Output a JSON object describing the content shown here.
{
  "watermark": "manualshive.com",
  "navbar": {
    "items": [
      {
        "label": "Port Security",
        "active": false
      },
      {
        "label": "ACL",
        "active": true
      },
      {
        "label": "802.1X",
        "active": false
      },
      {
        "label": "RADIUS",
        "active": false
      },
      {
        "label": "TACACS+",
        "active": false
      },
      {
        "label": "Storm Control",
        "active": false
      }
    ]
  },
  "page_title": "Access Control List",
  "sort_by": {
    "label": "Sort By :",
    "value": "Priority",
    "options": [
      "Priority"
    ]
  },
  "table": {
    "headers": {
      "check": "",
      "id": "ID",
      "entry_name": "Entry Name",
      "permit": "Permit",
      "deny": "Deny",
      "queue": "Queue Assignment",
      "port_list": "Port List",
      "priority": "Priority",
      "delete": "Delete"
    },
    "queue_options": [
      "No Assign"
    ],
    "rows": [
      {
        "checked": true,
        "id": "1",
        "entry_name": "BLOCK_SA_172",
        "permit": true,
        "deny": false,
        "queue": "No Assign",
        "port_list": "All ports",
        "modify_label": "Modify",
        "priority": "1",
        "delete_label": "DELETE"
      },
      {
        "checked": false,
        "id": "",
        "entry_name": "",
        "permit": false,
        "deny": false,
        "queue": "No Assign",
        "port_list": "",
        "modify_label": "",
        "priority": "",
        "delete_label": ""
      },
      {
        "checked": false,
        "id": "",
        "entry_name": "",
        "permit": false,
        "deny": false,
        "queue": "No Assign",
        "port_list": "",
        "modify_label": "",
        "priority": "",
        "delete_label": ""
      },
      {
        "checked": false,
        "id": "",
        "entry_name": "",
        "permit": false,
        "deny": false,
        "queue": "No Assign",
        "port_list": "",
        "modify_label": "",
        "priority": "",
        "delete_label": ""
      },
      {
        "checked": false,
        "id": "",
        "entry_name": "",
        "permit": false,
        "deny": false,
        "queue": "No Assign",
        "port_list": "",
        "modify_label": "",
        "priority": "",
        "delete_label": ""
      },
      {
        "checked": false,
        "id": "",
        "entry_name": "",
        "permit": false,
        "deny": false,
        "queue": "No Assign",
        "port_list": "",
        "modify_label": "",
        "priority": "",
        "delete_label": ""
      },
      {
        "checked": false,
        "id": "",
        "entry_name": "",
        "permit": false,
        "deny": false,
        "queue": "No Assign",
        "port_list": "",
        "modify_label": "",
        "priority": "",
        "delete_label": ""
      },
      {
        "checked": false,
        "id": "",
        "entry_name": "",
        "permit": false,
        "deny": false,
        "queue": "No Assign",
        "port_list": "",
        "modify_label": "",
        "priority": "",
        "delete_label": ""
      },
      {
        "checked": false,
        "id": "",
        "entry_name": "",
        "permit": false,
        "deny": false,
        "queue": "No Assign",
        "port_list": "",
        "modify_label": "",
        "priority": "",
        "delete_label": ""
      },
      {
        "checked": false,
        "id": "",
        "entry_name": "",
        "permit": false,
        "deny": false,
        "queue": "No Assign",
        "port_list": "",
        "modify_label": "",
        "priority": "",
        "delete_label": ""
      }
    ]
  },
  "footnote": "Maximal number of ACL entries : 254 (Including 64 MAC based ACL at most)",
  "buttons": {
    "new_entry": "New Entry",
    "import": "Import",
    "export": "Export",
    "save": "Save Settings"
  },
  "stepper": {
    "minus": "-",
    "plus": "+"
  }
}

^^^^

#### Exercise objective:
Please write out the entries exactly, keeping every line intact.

#### Finished exercise:
Output a JSON object describing the content shown here.
{
  "watermark": "manualshive.com",
  "navbar": {
    "items": [
      {
        "label": "Port Security",
        "active": false
      },
      {
        "label": "ACL",
        "active": true
      },
      {
        "label": "802.1X",
        "active": false
      },
      {
        "label": "RADIUS",
        "active": false
      },
      {
        "label": "TACACS+",
        "active": false
      },
      {
        "label": "Storm Control",
        "active": false
      }
    ]
  },
  "page_title": "Access Control List",
  "sort_by": {
    "label": "Sort By :",
    "value": "Priority",
    "options": [
      "Priority"
    ]
  },
  "table": {
    "headers": {
      "check": "",
      "id": "ID",
      "entry_name": "Entry Name",
      "permit": "Permit",
      "deny": "Deny",
      "queue": "Queue Assignment",
      "port_list": "Port List",
      "priority": "Priority",
      "delete": "Delete"
    },
    "queue_options": [
      "No Assign"
    ],
    "rows": [
      {
        "checked": true,
        "id": "1",
        "entry_name": "BLOCK_SA_172",
        "permit": true,
        "deny": false,
        "queue": "No Assign",
        "port_list": "All ports",
        "modify_label": "Modify",
        "priority": "1",
        "delete_label": "DELETE"
      },
      {
        "checked": false,
        "id": "",
        "entry_name": "",
        "permit": false,
        "deny": false,
        "queue": "No Assign",
        "port_list": "",
        "modify_label": "",
        "priority": "",
        "delete_label": ""
      },
      {
        "checked": false,
        "id": "",
        "entry_name": "",
        "permit": false,
        "deny": false,
        "queue": "No Assign",
        "port_list": "",
        "modify_label": "",
        "priority": "",
        "delete_label": ""
      },
      {
        "checked": false,
        "id": "",
        "entry_name": "",
        "permit": false,
        "deny": false,
        "queue": "No Assign",
        "port_list": "",
        "modify_label": "",
        "priority": "",
        "delete_label": ""
      },
      {
        "checked": false,
        "id": "",
        "entry_name": "",
        "permit": false,
        "deny": false,
        "queue": "No Assign",
        "port_list": "",
        "modify_label": "",
        "priority": "",
        "delete_label": ""
      },
      {
        "checked": false,
        "id": "",
        "entry_name": "",
        "permit": false,
        "deny": false,
        "queue": "No Assign",
        "port_list": "",
        "modify_label": "",
        "priority": "",
        "delete_label": ""
      },
      {
        "checked": false,
        "id": "",
        "entry_name": "",
        "permit": false,
        "deny": false,
        "queue": "No Assign",
        "port_list": "",
        "modify_label": "",
        "priority": "",
        "delete_label": ""
      },
      {
        "checked": false,
        "id": "",
        "entry_name": "",
        "permit": false,
        "deny": false,
        "queue": "No Assign",
        "port_list": "",
        "modify_label": "",
        "priority": "",
        "delete_label": ""
      },
      {
        "checked": false,
        "id": "",
        "entry_name": "",
        "permit": false,
        "deny": false,
        "queue": "No Assign",
        "port_list": "",
        "modify_label": "",
        "priority": "",
        "delete_label": ""
      },
      {
        "checked": false,
        "id": "",
        "entry_name": "",
        "permit": false,
        "deny": false,
        "queue": "No Assign",
        "port_list": "",
        "modify_label": "",
        "priority": "",
        "delete_label": ""
      }
    ]
  },
  "footnote": "Maximal number of ACL entries : 254 (Including 64 MAC based ACL at most)",
  "buttons": {
    "new_entry": "New Entry",
    "import": "Import",
    "export": "Export",
    "save": "Save Settings"
  },
  "stepper": {
    "minus": "-",
    "plus": "+"
  }
}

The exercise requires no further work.